Please print the data again exactly as given.
[[ TASK INPUT, beginning ]]
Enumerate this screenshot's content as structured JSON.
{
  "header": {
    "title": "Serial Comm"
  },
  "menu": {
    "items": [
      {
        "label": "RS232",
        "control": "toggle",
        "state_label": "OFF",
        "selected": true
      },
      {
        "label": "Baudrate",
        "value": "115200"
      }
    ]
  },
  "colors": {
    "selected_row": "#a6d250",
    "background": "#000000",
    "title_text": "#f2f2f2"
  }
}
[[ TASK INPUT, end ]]
RESPONSE TO THE EXERCISE
Enumerate this screenshot's content as structured JSON.
{
  "header": {
    "title": "Serial Comm"
  },
  "menu": {
    "items": [
      {
        "label": "RS232",
        "control": "toggle",
        "state_label": "OFF",
        "selected": true
      },
      {
        "label": "Baudrate",
        "value": "115200"
      }
    ]
  },
  "colors": {
    "selected_row": "#a6d250",
    "background": "#000000",
    "title_text": "#f2f2f2"
  }
}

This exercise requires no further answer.